[Task requirements]
Every line of the data is to be reproduced exactly.
(Beginning of Extracted material)
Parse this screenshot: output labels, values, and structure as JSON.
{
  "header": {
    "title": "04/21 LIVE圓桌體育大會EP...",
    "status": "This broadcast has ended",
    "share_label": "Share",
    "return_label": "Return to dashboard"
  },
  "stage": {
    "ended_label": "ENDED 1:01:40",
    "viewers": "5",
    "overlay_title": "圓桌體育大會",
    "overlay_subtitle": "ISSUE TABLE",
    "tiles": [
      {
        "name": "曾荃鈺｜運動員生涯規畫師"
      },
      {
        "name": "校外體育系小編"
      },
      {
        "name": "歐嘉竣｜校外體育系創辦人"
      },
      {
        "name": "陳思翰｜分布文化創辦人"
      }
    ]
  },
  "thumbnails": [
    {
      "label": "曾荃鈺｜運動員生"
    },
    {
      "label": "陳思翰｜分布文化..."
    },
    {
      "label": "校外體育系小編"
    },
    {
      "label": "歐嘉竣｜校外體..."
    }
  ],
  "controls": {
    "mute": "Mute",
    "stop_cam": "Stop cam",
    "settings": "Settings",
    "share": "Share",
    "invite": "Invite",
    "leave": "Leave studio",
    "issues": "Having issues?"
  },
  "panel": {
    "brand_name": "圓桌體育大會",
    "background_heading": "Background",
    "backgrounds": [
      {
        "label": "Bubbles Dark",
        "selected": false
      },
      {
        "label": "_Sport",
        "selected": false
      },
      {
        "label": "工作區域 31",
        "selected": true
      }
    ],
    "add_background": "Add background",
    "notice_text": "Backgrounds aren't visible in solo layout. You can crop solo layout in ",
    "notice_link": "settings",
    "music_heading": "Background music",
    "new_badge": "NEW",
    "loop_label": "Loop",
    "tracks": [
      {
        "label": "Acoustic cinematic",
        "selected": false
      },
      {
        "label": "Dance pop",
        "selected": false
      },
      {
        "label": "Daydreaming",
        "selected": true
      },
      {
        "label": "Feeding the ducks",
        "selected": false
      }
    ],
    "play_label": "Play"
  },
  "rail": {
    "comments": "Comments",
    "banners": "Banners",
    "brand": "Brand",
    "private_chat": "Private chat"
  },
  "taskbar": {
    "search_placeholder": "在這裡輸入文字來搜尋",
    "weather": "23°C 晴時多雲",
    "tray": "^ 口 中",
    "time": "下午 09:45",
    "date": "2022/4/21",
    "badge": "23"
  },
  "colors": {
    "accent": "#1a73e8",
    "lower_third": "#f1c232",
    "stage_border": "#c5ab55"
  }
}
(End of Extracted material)
[Solution to this exercise]
Parse this screenshot: output labels, values, and structure as JSON.
{
  "header": {
    "title": "04/21 LIVE圓桌體育大會EP...",
    "status": "This broadcast has ended",
    "share_label": "Share",
    "return_label": "Return to dashboard"
  },
  "stage": {
    "ended_label": "ENDED 1:01:40",
    "viewers": "5",
    "overlay_title": "圓桌體育大會",
    "overlay_subtitle": "ISSUE TABLE",
    "tiles": [
      {
        "name": "曾荃鈺｜運動員生涯規畫師"
      },
      {
        "name": "校外體育系小編"
      },
      {
        "name": "歐嘉竣｜校外體育系創辦人"
      },
      {
        "name": "陳思翰｜分布文化創辦人"
      }
    ]
  },
  "thumbnails": [
    {
      "label": "曾荃鈺｜運動員生"
    },
    {
      "label": "陳思翰｜分布文化..."
    },
    {
      "label": "校外體育系小編"
    },
    {
      "label": "歐嘉竣｜校外體..."
    }
  ],
  "controls": {
    "mute": "Mute",
    "stop_cam": "Stop cam",
    "settings": "Settings",
    "share": "Share",
    "invite": "Invite",
    "leave": "Leave studio",
    "issues": "Having issues?"
  },
  "panel": {
    "brand_name": "圓桌體育大會",
    "background_heading": "Background",
    "backgrounds": [
      {
        "label": "Bubbles Dark",
        "selected": false
      },
      {
        "label": "_Sport",
        "selected": false
      },
      {
        "label": "工作區域 31",
        "selected": true
      }
    ],
    "add_background": "Add background",
    "notice_text": "Backgrounds aren't visible in solo layout. You can crop solo layout in ",
    "notice_link": "settings",
    "music_heading": "Background music",
    "new_badge": "NEW",
    "loop_label": "Loop",
    "tracks": [
      {
        "label": "Acoustic cinematic",
        "selected": false
      },
      {
        "label": "Dance pop",
        "selected": false
      },
      {
        "label": "Daydreaming",
        "selected": true
      },
      {
        "label": "Feeding the ducks",
        "selected": false
      }
    ],
    "play_label": "Play"
  },
  "rail": {
    "comments": "Comments",
    "banners": "Banners",
    "brand": "Brand",
    "private_chat": "Private chat"
  },
  "taskbar": {
    "search_placeholder": "在這裡輸入文字來搜尋",
    "weather": "23°C 晴時多雲",
    "tray": "^ 口 中",
    "time": "下午 09:45",
    "date": "2022/4/21",
    "badge": "23"
  },
  "colors": {
    "accent": "#1a73e8",
    "lower_third": "#f1c232",
    "stage_border": "#c5ab55"
  }
}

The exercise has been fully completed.